[Start of Attachment]

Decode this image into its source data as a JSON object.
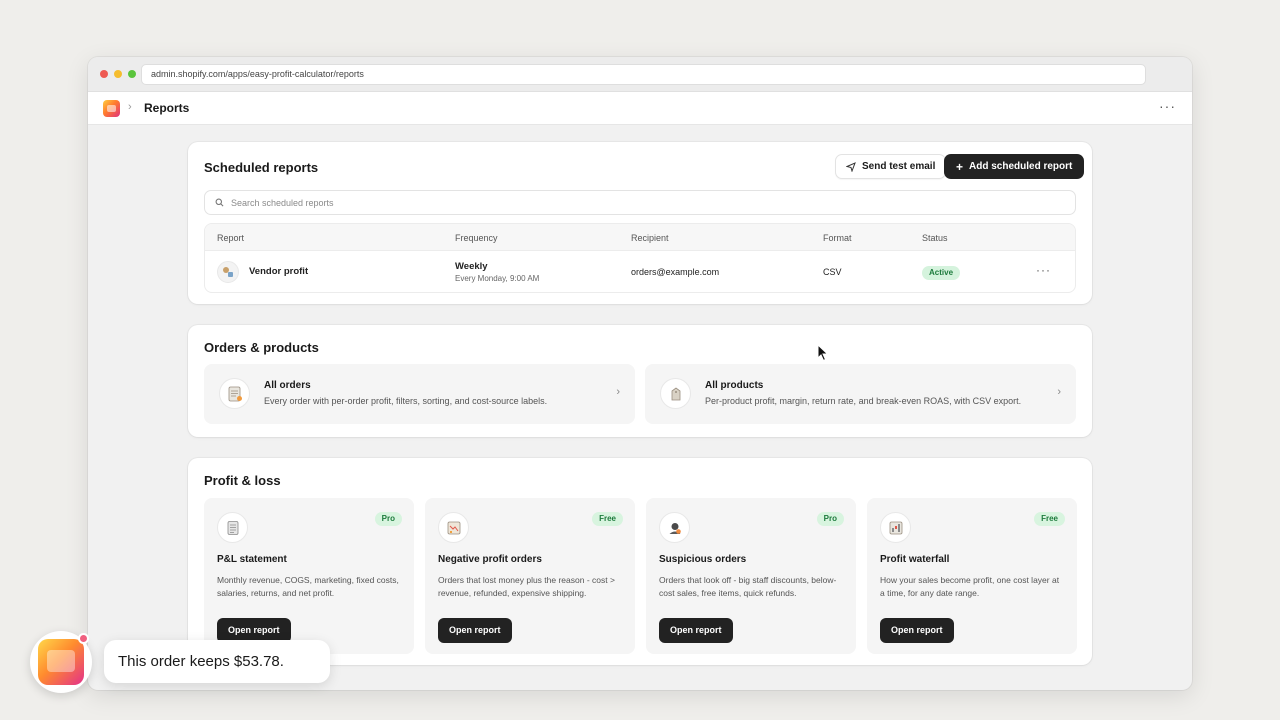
{
  "browser": {
    "url": "admin.shopify.com/apps/easy-profit-calculator/reports"
  },
  "appbar": {
    "breadcrumb_sep": "›",
    "title": "Reports",
    "more": "···"
  },
  "scheduled": {
    "title": "Scheduled reports",
    "send_test_label": "Send test email",
    "add_label": "Add scheduled report",
    "search_placeholder": "Search scheduled reports",
    "columns": [
      "Report",
      "Frequency",
      "Recipient",
      "Format",
      "Status"
    ],
    "rows": [
      {
        "report": "Vendor profit",
        "frequency": "Weekly",
        "frequency_detail": "Every Monday, 9:00 AM",
        "recipient": "orders@example.com",
        "format": "CSV",
        "status": "Active",
        "more": "···"
      }
    ]
  },
  "orders_products": {
    "title": "Orders & products",
    "tiles": [
      {
        "title": "All orders",
        "desc": "Every order with per-order profit, filters, sorting, and cost-source labels.",
        "icon": "orders-icon"
      },
      {
        "title": "All products",
        "desc": "Per-product profit, margin, return rate, and break-even ROAS, with CSV export.",
        "icon": "products-icon"
      }
    ]
  },
  "profit_loss": {
    "title": "Profit & loss",
    "cards": [
      {
        "badge": "Pro",
        "title": "P&L statement",
        "desc": "Monthly revenue, COGS, marketing, fixed costs, salaries, returns, and net profit.",
        "button": "Open report",
        "icon": "document-icon"
      },
      {
        "badge": "Free",
        "title": "Negative profit orders",
        "desc": "Orders that lost money plus the reason - cost > revenue, refunded, expensive shipping.",
        "button": "Open report",
        "icon": "chart-down-icon"
      },
      {
        "badge": "Pro",
        "title": "Suspicious orders",
        "desc": "Orders that look off - big staff discounts, below-cost sales, free items, quick refunds.",
        "button": "Open report",
        "icon": "spy-icon"
      },
      {
        "badge": "Free",
        "title": "Profit waterfall",
        "desc": "How your sales become profit, one cost layer at a time, for any date range.",
        "button": "Open report",
        "icon": "waterfall-icon"
      }
    ]
  },
  "toast": {
    "message": "This order keeps $53.78."
  },
  "colors": {
    "accent_dark": "#222222",
    "badge_green_bg": "#d8f4df",
    "badge_green_text": "#1d7b3c",
    "notification": "#f0607f"
  }
}
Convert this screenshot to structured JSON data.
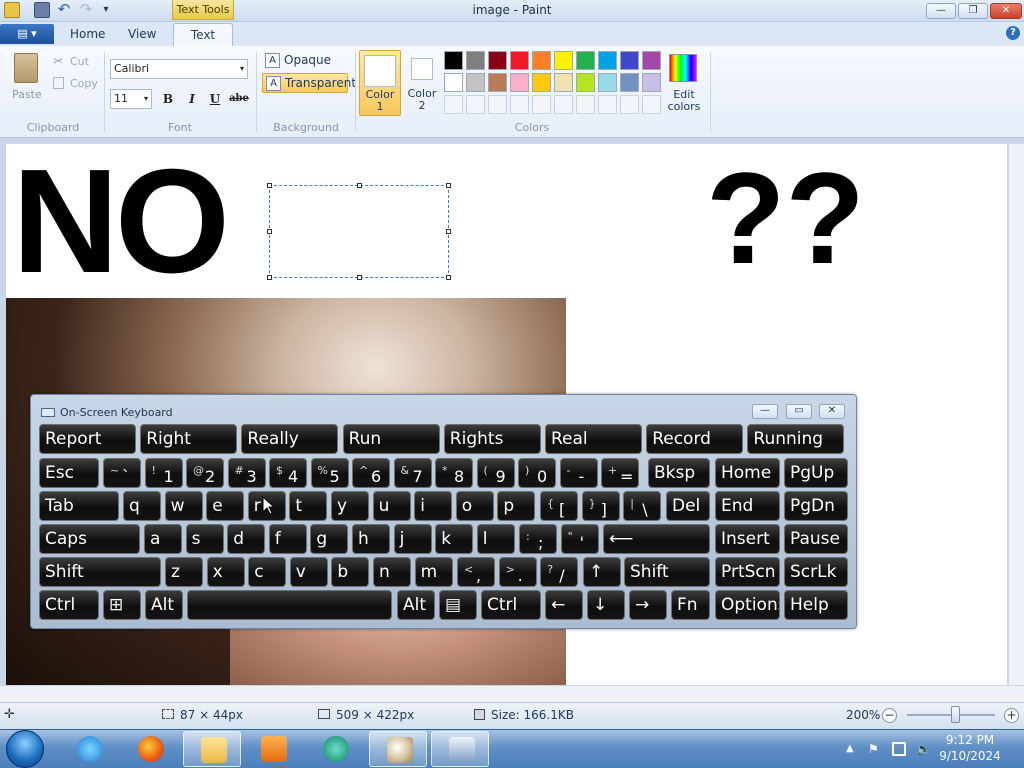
{
  "window": {
    "title": "image - Paint",
    "context_tab": "Text Tools",
    "btn_minimize": "—",
    "btn_maximize": "❐",
    "btn_close": "✕"
  },
  "tabs": {
    "file": "▤ ▾",
    "items": [
      "Home",
      "View",
      "Text"
    ],
    "help": "?"
  },
  "ribbon": {
    "clipboard": {
      "paste": "Paste",
      "cut": "Cut",
      "copy": "Copy",
      "label": "Clipboard"
    },
    "font": {
      "family": "Calibri",
      "size": "11",
      "bold": "B",
      "italic": "I",
      "underline": "U",
      "strike": "abe",
      "label": "Font"
    },
    "background": {
      "opaque": "Opaque",
      "transparent": "Transparent",
      "label": "Background"
    },
    "colors": {
      "color1": "Color\n1",
      "color1_value": "#ffffff",
      "color2": "Color\n2",
      "color2_value": "#ffffff",
      "edit": "Edit\ncolors",
      "label": "Colors",
      "row1": [
        "#000000",
        "#7f7f7f",
        "#880015",
        "#ed1c24",
        "#ff7f27",
        "#fff200",
        "#22b14c",
        "#00a2e8",
        "#3f48cc",
        "#a349a4"
      ],
      "row2": [
        "#ffffff",
        "#c3c3c3",
        "#b97a57",
        "#ffaec9",
        "#ffc90e",
        "#efe4b0",
        "#b5e61d",
        "#99d9ea",
        "#7092be",
        "#c8bfe7"
      ]
    }
  },
  "canvas": {
    "text_no": "NO",
    "text_qq": "??"
  },
  "osk": {
    "title": "On-Screen Keyboard",
    "btn_min": "—",
    "btn_max": "▭",
    "btn_close": "✕",
    "predictions": [
      "Report",
      "Right",
      "Really",
      "Run",
      "Rights",
      "Real",
      "Record",
      "Running"
    ],
    "row1_symbols": [
      {
        "shift": "~",
        "main": "`"
      },
      {
        "shift": "!",
        "main": "1"
      },
      {
        "shift": "@",
        "main": "2"
      },
      {
        "shift": "#",
        "main": "3"
      },
      {
        "shift": "$",
        "main": "4"
      },
      {
        "shift": "%",
        "main": "5"
      },
      {
        "shift": "^",
        "main": "6"
      },
      {
        "shift": "&",
        "main": "7"
      },
      {
        "shift": "*",
        "main": "8"
      },
      {
        "shift": "(",
        "main": "9"
      },
      {
        "shift": ")",
        "main": "0"
      },
      {
        "shift": "-",
        "main": "-"
      },
      {
        "shift": "+",
        "main": "="
      }
    ],
    "keys": {
      "esc": "Esc",
      "bksp": "Bksp",
      "home": "Home",
      "pgup": "PgUp",
      "tab": "Tab",
      "del": "Del",
      "end": "End",
      "pgdn": "PgDn",
      "caps": "Caps",
      "enter": "⟵",
      "insert": "Insert",
      "pause": "Pause",
      "shift": "Shift",
      "up": "↑",
      "prtscn": "PrtScn",
      "scrlk": "ScrLk",
      "ctrl": "Ctrl",
      "win": "⊞",
      "alt": "Alt",
      "menu": "▤",
      "left": "←",
      "down": "↓",
      "right": "→",
      "fn": "Fn",
      "options": "Options",
      "help": "Help"
    },
    "row2_letters": [
      "q",
      "w",
      "e",
      "r",
      "t",
      "y",
      "u",
      "i",
      "o",
      "p"
    ],
    "row2_symbols": [
      {
        "shift": "{",
        "main": "["
      },
      {
        "shift": "}",
        "main": "]"
      },
      {
        "shift": "|",
        "main": "\\"
      }
    ],
    "row3_letters": [
      "a",
      "s",
      "d",
      "f",
      "g",
      "h",
      "j",
      "k",
      "l"
    ],
    "row3_symbols": [
      {
        "shift": ":",
        "main": ";"
      },
      {
        "shift": "\"",
        "main": "'"
      }
    ],
    "row4_letters": [
      "z",
      "x",
      "c",
      "v",
      "b",
      "n",
      "m"
    ],
    "row4_symbols": [
      {
        "shift": "<",
        "main": ","
      },
      {
        "shift": ">",
        "main": "."
      },
      {
        "shift": "?",
        "main": "/"
      }
    ]
  },
  "status": {
    "selection": "87 × 44px",
    "canvas_size": "509 × 422px",
    "file_size": "Size: 166.1KB",
    "zoom": "200%",
    "zoom_minus": "−",
    "zoom_plus": "+"
  },
  "taskbar": {
    "time": "9:12 PM",
    "date": "9/10/2024",
    "items": [
      "internet-explorer",
      "firefox",
      "file-explorer",
      "media-player",
      "network-app",
      "paint",
      "printer-app"
    ]
  }
}
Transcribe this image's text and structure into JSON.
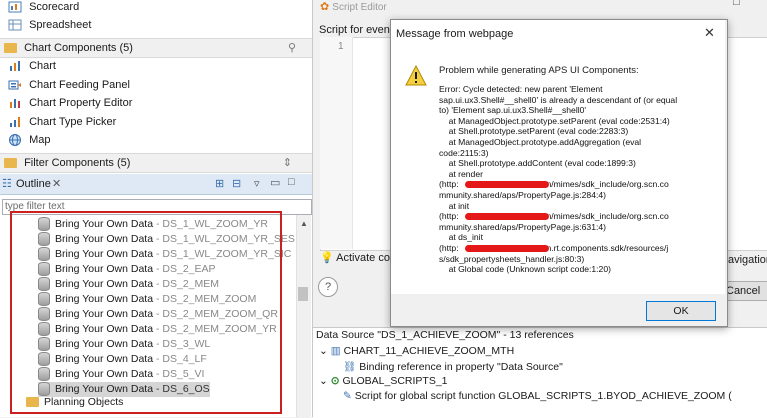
{
  "components": {
    "top_items": [
      {
        "label": "Scorecard",
        "icon": "scorecard-icon"
      },
      {
        "label": "Spreadsheet",
        "icon": "spreadsheet-icon"
      }
    ],
    "chart_components_header": "Chart Components (5)",
    "chart_items": [
      {
        "label": "Chart",
        "icon": "chart-icon"
      },
      {
        "label": "Chart Feeding Panel",
        "icon": "feeding-panel-icon"
      },
      {
        "label": "Chart Property Editor",
        "icon": "property-editor-icon"
      },
      {
        "label": "Chart Type Picker",
        "icon": "type-picker-icon"
      },
      {
        "label": "Map",
        "icon": "globe-icon"
      }
    ],
    "filter_components_header": "Filter Components (5)"
  },
  "outline": {
    "title": "Outline",
    "filter_placeholder": "type filter text",
    "rows": [
      {
        "name": "Bring Your Own Data",
        "source": " - DS_1_WL_ZOOM_YR"
      },
      {
        "name": "Bring Your Own Data",
        "source": " - DS_1_WL_ZOOM_YR_SES"
      },
      {
        "name": "Bring Your Own Data",
        "source": " - DS_1_WL_ZOOM_YR_SIC"
      },
      {
        "name": "Bring Your Own Data",
        "source": " - DS_2_EAP"
      },
      {
        "name": "Bring Your Own Data",
        "source": " - DS_2_MEM"
      },
      {
        "name": "Bring Your Own Data",
        "source": " - DS_2_MEM_ZOOM"
      },
      {
        "name": "Bring Your Own Data",
        "source": " - DS_2_MEM_ZOOM_QR"
      },
      {
        "name": "Bring Your Own Data",
        "source": " - DS_2_MEM_ZOOM_YR"
      },
      {
        "name": "Bring Your Own Data",
        "source": " - DS_3_WL"
      },
      {
        "name": "Bring Your Own Data",
        "source": " - DS_4_LF"
      },
      {
        "name": "Bring Your Own Data",
        "source": " - DS_5_VI"
      },
      {
        "name": "Bring Your Own Data",
        "source": " - DS_6_OS",
        "selected": true
      }
    ],
    "planning_objects": "Planning Objects"
  },
  "script_editor": {
    "title": "Script Editor",
    "script_for_event": "Script for event",
    "line_number": "1",
    "activate_label": "Activate co",
    "navigation_label": "avigation",
    "cancel_label": "Cancel",
    "help_symbol": "?"
  },
  "references": {
    "header": "Data Source \"DS_1_ACHIEVE_ZOOM\" - 13 references",
    "items": [
      "CHART_11_ACHIEVE_ZOOM_MTH",
      "Binding reference in property \"Data Source\"",
      "GLOBAL_SCRIPTS_1",
      "Script for global script function GLOBAL_SCRIPTS_1.BYOD_ACHIEVE_ZOOM ("
    ]
  },
  "dialog": {
    "title": "Message from webpage",
    "heading": "Problem while generating APS UI Components:",
    "message": "Error: Cycle detected: new parent 'Element\nsap.ui.ux3.Shell#__shell0' is already a descendant of (or equal\nto) 'Element sap.ui.ux3.Shell#__shell0'\n    at ManagedObject.prototype.setParent (eval code:2531:4)\n    at Shell.prototype.setParent (eval code:2283:3)\n    at ManagedObject.prototype.addAggregation (eval\ncode:2115:3)\n    at Shell.prototype.addContent (eval code:1899:3)\n    at render\n(http:                         /aad/zen/mimes/sdk_include/org.scn.co\nmmunity.shared/aps/PropertyPage.js:284:4)\n    at init\n(http:                         /aad/zen/mimes/sdk_include/org.scn.co\nmmunity.shared/aps/PropertyPage.js:631:4)\n    at ds_init\n(http:                         /aad/zen.rt.components.sdk/resources/j\ns/sdk_propertysheets_handler.js:80:3)\n    at Global code (Unknown script code:1:20)",
    "ok_label": "OK",
    "icon": "warning-icon"
  }
}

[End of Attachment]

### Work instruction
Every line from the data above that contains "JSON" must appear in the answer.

### Solution to this task
Decode this image into its source data as a JSON object.
Convert this screenshot to structured JSON data.
Transcribe this image's text and structure into JSON.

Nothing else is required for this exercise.